  • Study providing evidence for nsp3, nsp4 and nsp6 driven DMV formation in cells:

Hagemeijer, M. C., Monastyrska, I., Griffith, J., van der Sluijs, P., Voortman, J., van Bergen en Henegouwen, P. M., Vonk, A. M., Rottier, P. J. M., Reggiori, F., & De Haan, C. A. M. (2014). Membrane rearrangements mediated by coronavirus nonstructural proteins 3 and 4. Virology, 458459(1), 125–135.

  • Study of reconstituted SARS coronavirus peptides using GUVs:

Alsaadi, E. A. J., Neuman, B. W., & Jones, I. M. (2019). A Fusion Peptide in the Spike Protein of MERS Coronavirus. Viruses, 11(9), 825.

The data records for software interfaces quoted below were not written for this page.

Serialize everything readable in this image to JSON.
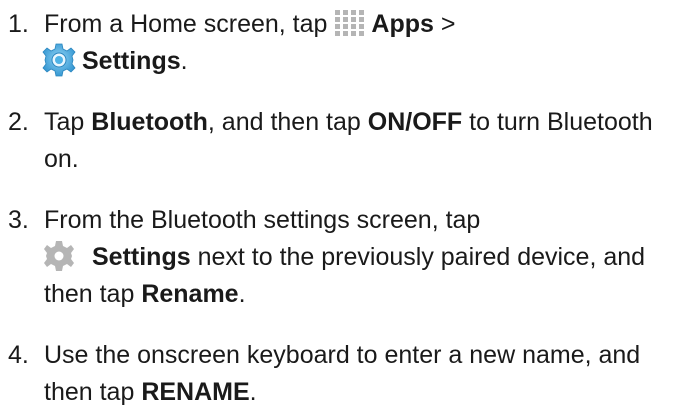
{
  "steps": [
    {
      "number": "1.",
      "parts": {
        "a": "From a Home screen, tap ",
        "b": "Apps",
        "c": " >",
        "d": "Settings",
        "e": "."
      },
      "icons": [
        "apps-grid-icon",
        "settings-app-icon"
      ]
    },
    {
      "number": "2.",
      "parts": {
        "a": "Tap ",
        "b": "Bluetooth",
        "c": ", and then tap ",
        "d": "ON/OFF",
        "e": " to turn Bluetooth on."
      }
    },
    {
      "number": "3.",
      "parts": {
        "a": "From the Bluetooth settings screen, tap ",
        "b": "Settings",
        "c": " next to the previously paired device, and then tap ",
        "d": "Rename",
        "e": "."
      },
      "icons": [
        "gear-icon"
      ]
    },
    {
      "number": "4.",
      "parts": {
        "a": "Use the onscreen keyboard to enter a new name, and then tap ",
        "b": "RENAME",
        "c": "."
      }
    }
  ],
  "colors": {
    "text": "#1a1a1a",
    "icon_gray": "#b5b5b5",
    "settings_icon_blue": "#4fb3e6"
  }
}
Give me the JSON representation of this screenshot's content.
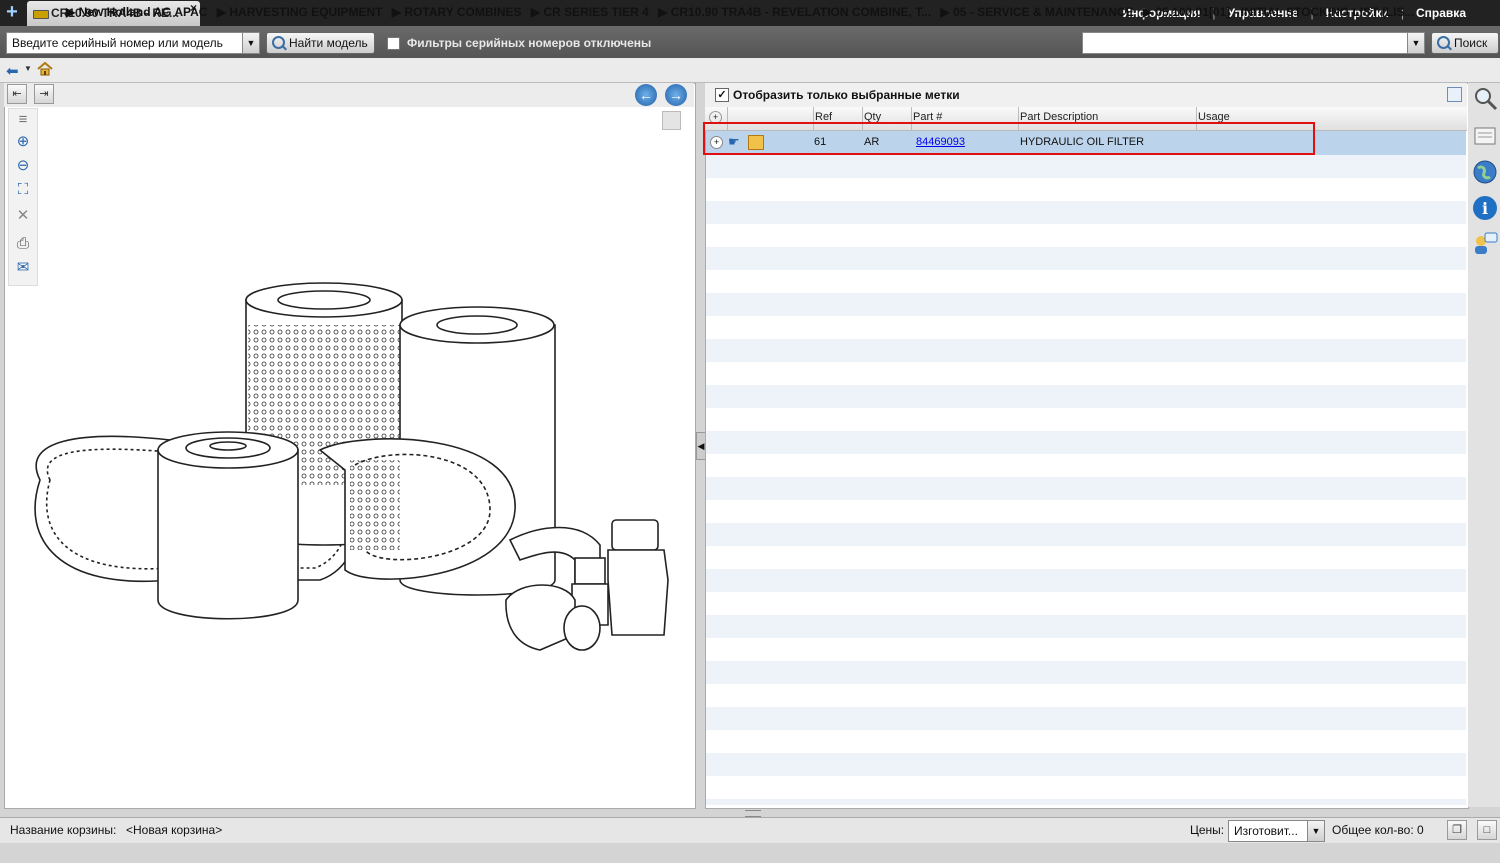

  • Study of membrane-curvature sensitive protein-lipid interactions:

Brooks, R.L. and Dixon, A.M. (2020) Revealing the mechanism of protein-lipid interactions for a putative membrane curvature sensor in plant endoplasmic reticulum.

Biochim Biophys Acta Biomembr. 1862(3), 183160. 

BBSRC Strategic Research Priority: Understanding the rules of life: Microbiology

Techniques that will be undertaken during the project:

  • fluorescence microscopy: total internal reflection fluorescence (TIRF), confocal, lattice-light-sheet (LLS) and super-resolution (e.g. STORM)
  • Quantitative image analysis using ImageJ, Matlab, Python…
  • in vitro reconstitution of minimal, biomimetic systems: supported lipid membranes (SLBs), giant unilamellar vesicles (GUV), handling of other purified proteins.
  • micro-manipulation of GUVs (e.g. micro-pipette aspiration, optical tweezers)
  • Molecular Cell Biology techniques: cell culture, transfection with plasmids to express additional proteins
  • Immunofluorescence (IF) to visualise protein organisation in fixed cells.
  • biochemistry/ molecular biology techniques: western blots, protein purification…
  • Fluorescence spectroscopy
  • Dynamic light scattering
  • Circular dichroism spectroscopy
  • Chemical cross-linking / SDS PAGE

Typical pattern of working hours:

  • 37.5 hrs per week 9am-5pm on campus

Contact: Dr Darius Köster, University of Warwick